Scripps Clinic recently became the first health care provider in Southern California to use an innovative mixed reality headset technology offering surgeons a 3D holographic view of a patient’s preoperative surgical plan during shoulder replacement procedures.
The new system lets surgeons use hand gestures and voice commands to view and manipulate a hologram of the patient’s preoperative plan from inside the headset lens, while simultaneously maintaining a direct view of the open surgical site.
The technology lets doctors superimpose the 3D surgery plan over the patient’s anatomy on the operating table, providing an intricate, personalized level of prosthetic placement.
“Being able to view the entire surgical plan during the operation is a big advantage for patients because it can help surgeons replicate the pre-op plan with precision,” said Brian Rebolledo, M.D., who is the first Scripps Clinic orthopedic surgeon to use the new system. “Having a detailed 3D model of the patient’s surgical plan directly in our sights in real-time opens up a new window to help further enhance the procedure.”
The surgeon can rotate and zoom in or out of the hologram model while comparing it in real-time to the patient’s anatomy. The holograms are generated by the system’s software through preoperative CT scans.

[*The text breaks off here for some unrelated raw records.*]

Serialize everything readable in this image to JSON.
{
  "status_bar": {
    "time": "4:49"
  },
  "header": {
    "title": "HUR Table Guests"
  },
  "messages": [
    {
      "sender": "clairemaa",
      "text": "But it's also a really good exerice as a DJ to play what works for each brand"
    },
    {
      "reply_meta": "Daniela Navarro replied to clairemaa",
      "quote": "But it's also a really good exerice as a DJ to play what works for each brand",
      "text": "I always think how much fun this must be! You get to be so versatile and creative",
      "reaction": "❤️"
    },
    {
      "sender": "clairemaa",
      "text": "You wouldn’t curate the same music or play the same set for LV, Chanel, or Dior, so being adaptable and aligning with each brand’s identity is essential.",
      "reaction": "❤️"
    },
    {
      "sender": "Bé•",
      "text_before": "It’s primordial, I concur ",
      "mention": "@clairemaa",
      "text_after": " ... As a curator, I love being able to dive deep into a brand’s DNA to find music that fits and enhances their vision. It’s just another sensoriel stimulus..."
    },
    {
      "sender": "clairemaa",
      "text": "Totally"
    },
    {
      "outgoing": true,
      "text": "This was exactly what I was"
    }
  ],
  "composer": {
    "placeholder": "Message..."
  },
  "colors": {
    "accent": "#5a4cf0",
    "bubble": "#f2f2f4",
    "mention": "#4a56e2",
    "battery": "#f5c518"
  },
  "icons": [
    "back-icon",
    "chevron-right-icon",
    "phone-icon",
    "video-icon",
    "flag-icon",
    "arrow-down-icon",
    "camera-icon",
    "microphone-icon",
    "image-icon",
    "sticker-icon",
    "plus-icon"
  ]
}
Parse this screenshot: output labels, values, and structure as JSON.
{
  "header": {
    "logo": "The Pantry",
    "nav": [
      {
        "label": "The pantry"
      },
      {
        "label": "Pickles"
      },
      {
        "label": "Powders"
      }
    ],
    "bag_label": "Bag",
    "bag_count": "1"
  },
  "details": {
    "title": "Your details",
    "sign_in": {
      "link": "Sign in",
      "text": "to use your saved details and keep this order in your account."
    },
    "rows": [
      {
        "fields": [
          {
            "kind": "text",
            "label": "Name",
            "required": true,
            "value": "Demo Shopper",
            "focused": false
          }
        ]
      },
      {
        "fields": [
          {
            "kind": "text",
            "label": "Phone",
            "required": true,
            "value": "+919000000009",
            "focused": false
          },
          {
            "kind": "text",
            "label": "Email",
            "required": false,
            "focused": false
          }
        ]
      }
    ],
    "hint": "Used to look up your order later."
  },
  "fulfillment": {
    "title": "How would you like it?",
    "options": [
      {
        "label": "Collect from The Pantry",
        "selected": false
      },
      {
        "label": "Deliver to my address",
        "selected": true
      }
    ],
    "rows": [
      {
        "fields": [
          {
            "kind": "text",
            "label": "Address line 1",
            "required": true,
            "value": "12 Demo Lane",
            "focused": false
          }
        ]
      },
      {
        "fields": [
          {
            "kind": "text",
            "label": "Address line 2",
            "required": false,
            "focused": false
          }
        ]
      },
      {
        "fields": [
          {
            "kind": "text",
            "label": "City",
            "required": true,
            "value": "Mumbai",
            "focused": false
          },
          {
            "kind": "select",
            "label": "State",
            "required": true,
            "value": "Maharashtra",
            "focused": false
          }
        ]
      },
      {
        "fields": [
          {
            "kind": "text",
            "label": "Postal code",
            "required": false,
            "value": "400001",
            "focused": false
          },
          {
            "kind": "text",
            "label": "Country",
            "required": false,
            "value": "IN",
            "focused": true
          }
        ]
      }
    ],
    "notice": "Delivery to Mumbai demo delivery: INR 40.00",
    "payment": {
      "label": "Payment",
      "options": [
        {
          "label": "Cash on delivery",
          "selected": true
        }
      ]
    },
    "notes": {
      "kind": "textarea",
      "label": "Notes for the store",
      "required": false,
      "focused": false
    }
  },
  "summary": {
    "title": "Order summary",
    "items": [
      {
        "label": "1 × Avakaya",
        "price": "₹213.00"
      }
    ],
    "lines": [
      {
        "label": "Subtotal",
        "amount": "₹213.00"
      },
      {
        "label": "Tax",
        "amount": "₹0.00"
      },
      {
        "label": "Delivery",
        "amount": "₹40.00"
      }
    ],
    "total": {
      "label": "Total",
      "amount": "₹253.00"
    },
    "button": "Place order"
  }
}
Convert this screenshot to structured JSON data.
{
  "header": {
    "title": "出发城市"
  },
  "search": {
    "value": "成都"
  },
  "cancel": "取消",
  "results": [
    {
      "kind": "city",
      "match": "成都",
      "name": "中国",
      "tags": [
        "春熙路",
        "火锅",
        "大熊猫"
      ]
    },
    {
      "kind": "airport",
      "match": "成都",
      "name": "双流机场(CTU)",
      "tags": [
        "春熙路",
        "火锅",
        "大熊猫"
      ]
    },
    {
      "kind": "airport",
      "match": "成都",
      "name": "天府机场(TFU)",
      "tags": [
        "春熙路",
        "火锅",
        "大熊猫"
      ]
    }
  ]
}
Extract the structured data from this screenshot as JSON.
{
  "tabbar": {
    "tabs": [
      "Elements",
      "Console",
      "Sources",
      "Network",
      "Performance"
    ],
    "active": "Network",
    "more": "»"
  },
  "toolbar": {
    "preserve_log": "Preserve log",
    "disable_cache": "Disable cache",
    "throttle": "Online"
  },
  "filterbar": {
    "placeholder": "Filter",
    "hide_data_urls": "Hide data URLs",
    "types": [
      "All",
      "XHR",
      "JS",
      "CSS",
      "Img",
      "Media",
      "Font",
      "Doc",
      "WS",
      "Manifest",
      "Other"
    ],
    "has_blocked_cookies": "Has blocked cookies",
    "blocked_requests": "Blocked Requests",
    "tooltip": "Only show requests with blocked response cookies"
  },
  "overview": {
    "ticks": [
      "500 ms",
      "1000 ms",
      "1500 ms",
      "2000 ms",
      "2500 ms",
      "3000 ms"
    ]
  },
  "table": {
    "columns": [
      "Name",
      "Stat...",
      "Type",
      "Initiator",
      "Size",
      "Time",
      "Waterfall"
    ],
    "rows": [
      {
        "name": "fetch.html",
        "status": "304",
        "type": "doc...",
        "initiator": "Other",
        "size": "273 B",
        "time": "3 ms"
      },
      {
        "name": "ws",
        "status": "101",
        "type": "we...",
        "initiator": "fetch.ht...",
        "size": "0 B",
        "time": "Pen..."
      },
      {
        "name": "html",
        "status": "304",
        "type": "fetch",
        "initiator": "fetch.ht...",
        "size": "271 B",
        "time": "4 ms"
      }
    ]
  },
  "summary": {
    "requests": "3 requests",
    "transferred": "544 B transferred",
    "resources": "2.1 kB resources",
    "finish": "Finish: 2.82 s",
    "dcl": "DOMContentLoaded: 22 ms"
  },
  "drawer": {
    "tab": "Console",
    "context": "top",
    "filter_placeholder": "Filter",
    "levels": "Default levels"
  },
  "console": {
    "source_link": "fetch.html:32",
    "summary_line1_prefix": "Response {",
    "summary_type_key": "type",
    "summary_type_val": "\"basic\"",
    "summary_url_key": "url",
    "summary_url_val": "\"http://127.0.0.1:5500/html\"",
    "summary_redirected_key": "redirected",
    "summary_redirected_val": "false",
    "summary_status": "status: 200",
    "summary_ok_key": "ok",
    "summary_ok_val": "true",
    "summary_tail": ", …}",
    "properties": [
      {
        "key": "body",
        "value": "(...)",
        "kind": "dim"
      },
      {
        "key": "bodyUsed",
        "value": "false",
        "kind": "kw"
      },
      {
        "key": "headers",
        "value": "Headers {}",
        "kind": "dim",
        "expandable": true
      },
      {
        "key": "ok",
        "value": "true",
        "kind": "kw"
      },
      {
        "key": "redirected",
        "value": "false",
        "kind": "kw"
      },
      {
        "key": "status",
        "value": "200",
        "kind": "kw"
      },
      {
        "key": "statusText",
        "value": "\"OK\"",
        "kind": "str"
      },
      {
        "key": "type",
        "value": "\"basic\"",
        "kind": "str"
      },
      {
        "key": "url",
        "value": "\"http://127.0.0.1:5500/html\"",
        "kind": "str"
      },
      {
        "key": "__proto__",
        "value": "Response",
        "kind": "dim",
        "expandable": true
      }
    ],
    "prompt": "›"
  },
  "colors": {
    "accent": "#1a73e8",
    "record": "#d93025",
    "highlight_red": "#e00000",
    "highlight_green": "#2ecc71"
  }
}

Scripps Clinic is one of 33 health care providers in the United States currently using this mixed reality technology for shoulder replacement surgery. The first such surgery using this system was performed in Minnesota in July 2020.
Alan Benedict of Valley Center is one of the first residents to have his shoulder replaced using the new technology. Now retired, the longtime Sony engineering executive has kept active with pickleball, disc golf, and mountain biking. But in recent years, the rigors of time have caught up with his right shoulder, severely limiting his range of motion and causing significant pain.
“I’ve seen a lot of pretty amazing technological advances during my 25 years in the consumer electronics industry,” Benedict said. “So I like the idea of having doctors bring innovative technology into the OR to help them with something that requires such a high level of precision.”
For many years, Scripps Clinic surgeons have used 3D computer modeling software to plan shoulder replacement procedures and to perform “virtual dry-run surgeries” via laptops before entering the operating room. Under the leadership of orthopedic surgeon Heinz Hoenecke, M.D., Scripps Clinic 2015 began using preoperative planning software to create customized 3D-printed drill guides to help position the implant and screws at the optimal position and angles. Mixed reality is the latest advancement, enabling surgeons to refer to and interact with the 3D surgical plan while at the operating table and digitally overlay it onto the patient.
While virtual reality immerses the viewer into a completely virtual environment, mixed reality allows the viewer to see the real world along with an overlay of 3D holographic images, providing a supplement to reality. The popular mobile game Pokémon GO uses a mixed reality platform that combines real-world scenarios with a computer-made overlay.
Approximately 53,000 people in the U.S. undergo shoulder replacement surgery each year, according to the Agency for Healthcare Research and Qualify, the lead federal agency charged with improving the safety and quality of health care in America.
The new mixed reality technology is currently available to patients planning shoulder replacement surgery at Scripps Green Hospital. Procedures using the technology are often covered by many insurance carriers.